• Task objective: The lines you return must be all those in the data that hold the string "Throttle".

[[ Provided data, beginning ]]

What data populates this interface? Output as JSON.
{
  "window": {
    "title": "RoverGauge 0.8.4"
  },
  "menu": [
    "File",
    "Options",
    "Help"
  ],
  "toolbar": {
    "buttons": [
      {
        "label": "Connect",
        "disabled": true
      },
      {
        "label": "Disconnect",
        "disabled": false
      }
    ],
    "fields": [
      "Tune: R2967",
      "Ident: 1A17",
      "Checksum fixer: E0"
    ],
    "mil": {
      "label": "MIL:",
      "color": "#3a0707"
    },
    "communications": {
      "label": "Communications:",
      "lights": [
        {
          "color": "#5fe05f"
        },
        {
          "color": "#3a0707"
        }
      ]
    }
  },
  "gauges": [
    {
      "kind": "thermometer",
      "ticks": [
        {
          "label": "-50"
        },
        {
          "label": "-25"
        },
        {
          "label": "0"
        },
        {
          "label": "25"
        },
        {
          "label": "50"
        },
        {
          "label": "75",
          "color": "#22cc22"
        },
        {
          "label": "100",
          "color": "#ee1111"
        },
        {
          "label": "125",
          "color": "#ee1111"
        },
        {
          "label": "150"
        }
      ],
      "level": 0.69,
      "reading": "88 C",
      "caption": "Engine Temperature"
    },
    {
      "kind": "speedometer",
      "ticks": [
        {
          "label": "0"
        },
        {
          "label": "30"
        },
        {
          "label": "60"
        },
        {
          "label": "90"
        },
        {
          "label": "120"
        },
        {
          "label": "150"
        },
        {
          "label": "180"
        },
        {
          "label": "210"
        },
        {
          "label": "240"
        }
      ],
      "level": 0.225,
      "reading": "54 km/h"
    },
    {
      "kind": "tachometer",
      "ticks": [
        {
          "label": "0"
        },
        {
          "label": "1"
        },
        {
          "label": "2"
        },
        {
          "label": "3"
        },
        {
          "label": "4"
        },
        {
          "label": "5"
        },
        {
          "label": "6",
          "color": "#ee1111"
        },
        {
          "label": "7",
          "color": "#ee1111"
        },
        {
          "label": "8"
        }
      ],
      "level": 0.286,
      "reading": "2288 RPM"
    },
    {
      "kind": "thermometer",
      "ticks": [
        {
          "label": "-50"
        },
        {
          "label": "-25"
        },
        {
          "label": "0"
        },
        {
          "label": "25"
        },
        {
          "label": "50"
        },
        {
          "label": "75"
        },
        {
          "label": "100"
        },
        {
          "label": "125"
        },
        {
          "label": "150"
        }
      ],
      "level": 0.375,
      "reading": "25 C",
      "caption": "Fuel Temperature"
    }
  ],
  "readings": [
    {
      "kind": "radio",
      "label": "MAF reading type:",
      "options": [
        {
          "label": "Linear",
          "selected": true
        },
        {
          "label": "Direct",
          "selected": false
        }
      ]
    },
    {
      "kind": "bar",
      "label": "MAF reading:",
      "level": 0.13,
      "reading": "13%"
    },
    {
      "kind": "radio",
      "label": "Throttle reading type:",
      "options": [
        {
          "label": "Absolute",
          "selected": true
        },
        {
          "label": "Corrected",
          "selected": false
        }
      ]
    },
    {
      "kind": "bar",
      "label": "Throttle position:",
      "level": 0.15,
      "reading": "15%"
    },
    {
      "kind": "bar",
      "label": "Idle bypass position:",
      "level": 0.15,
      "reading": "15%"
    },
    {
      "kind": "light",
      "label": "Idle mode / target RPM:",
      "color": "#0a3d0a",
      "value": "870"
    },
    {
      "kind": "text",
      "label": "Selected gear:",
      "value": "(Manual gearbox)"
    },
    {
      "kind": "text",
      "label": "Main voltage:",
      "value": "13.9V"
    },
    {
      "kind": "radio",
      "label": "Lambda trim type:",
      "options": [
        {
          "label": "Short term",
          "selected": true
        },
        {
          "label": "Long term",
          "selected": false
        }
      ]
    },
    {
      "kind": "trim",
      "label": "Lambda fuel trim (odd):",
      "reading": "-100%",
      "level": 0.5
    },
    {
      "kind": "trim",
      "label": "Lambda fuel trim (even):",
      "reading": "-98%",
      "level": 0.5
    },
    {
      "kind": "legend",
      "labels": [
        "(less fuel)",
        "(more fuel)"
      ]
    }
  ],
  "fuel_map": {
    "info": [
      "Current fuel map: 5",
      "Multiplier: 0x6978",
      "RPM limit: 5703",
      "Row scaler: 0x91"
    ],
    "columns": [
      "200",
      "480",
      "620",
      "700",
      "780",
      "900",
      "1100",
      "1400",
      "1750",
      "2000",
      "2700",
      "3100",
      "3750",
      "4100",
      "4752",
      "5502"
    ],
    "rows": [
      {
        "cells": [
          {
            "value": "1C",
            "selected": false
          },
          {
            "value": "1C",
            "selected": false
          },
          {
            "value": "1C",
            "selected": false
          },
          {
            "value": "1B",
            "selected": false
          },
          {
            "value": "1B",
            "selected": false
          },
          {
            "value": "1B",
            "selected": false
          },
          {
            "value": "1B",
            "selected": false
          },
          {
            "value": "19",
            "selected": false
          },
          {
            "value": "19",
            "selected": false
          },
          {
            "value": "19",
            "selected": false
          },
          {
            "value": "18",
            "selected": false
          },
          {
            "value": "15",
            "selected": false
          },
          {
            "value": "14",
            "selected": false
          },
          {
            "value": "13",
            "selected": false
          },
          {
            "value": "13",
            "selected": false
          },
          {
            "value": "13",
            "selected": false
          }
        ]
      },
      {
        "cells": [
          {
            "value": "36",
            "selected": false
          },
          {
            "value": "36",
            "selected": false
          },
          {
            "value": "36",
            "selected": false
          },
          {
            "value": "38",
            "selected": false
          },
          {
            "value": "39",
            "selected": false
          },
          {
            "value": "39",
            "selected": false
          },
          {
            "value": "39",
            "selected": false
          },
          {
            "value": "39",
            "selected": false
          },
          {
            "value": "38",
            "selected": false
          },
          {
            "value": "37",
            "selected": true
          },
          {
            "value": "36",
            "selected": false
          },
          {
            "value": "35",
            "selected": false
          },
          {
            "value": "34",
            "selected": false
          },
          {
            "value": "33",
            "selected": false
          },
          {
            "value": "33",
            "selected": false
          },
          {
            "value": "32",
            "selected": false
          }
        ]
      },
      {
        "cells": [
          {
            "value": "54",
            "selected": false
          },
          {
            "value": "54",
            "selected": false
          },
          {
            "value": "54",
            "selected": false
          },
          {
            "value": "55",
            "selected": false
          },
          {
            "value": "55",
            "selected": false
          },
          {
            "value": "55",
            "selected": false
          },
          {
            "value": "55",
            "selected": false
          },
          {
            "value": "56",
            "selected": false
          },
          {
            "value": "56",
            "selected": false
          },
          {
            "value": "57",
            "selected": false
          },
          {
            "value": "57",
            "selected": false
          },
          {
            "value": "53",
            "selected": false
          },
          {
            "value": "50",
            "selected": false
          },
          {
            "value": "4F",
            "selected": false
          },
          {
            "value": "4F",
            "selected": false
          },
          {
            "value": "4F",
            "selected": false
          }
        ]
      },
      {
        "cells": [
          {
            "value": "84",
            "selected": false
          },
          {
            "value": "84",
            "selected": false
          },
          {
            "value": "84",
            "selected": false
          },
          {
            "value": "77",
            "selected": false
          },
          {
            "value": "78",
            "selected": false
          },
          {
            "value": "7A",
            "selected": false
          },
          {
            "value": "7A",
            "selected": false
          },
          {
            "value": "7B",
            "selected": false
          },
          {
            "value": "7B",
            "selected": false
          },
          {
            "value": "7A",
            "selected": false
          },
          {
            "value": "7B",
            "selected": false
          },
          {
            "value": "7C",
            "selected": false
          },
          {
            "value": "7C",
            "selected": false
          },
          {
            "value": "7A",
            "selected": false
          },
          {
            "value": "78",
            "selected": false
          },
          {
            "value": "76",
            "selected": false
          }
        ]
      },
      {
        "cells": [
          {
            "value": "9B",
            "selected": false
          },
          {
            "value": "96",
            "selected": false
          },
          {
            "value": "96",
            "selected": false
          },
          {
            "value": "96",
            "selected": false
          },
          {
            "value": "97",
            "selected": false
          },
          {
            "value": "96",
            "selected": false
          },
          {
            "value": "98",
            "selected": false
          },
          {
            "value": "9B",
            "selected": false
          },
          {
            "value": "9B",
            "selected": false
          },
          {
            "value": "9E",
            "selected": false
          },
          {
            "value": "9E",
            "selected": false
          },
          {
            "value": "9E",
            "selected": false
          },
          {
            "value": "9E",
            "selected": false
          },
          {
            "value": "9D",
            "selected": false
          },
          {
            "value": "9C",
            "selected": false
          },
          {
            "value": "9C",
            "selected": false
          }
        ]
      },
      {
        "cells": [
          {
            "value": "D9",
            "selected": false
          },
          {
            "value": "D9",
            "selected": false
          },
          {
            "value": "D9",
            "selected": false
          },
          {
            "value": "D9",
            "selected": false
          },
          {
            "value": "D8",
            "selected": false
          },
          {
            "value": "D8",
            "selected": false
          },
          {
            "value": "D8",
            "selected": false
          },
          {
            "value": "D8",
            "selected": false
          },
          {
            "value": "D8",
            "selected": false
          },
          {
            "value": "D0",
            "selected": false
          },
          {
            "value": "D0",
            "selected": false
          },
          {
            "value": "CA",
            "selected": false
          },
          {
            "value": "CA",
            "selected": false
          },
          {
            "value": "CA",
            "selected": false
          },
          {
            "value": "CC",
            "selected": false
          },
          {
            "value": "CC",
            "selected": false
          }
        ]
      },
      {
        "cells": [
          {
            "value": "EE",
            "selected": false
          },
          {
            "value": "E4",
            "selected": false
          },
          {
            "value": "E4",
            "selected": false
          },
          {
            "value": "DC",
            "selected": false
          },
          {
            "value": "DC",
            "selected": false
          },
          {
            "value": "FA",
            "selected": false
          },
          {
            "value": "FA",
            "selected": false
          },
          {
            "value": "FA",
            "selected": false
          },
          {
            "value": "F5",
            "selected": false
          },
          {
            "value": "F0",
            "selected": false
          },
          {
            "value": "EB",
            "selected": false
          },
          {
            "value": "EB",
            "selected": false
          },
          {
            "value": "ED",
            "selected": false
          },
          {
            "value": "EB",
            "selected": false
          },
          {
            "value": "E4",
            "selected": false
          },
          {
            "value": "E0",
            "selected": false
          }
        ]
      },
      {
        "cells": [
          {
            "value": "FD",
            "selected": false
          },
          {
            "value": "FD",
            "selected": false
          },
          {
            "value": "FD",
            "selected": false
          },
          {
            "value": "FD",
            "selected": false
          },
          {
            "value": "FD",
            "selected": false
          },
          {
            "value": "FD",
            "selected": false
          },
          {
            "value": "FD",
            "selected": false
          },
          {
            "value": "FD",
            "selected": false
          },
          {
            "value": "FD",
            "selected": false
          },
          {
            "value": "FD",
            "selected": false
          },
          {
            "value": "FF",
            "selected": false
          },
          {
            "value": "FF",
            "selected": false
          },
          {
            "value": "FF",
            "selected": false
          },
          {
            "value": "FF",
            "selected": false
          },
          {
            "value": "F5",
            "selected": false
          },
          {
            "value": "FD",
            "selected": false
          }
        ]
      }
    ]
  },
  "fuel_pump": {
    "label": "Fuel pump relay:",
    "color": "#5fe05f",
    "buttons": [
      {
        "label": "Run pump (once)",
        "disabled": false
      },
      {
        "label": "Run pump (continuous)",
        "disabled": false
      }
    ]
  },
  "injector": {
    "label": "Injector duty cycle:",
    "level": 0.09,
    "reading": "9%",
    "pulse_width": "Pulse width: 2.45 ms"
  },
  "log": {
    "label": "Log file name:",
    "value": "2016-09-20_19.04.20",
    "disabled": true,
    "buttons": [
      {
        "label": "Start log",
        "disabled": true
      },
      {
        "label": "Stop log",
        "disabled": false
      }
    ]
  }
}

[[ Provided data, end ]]

• Response:
      "label": "Throttle reading type:",
      "label": "Throttle position:",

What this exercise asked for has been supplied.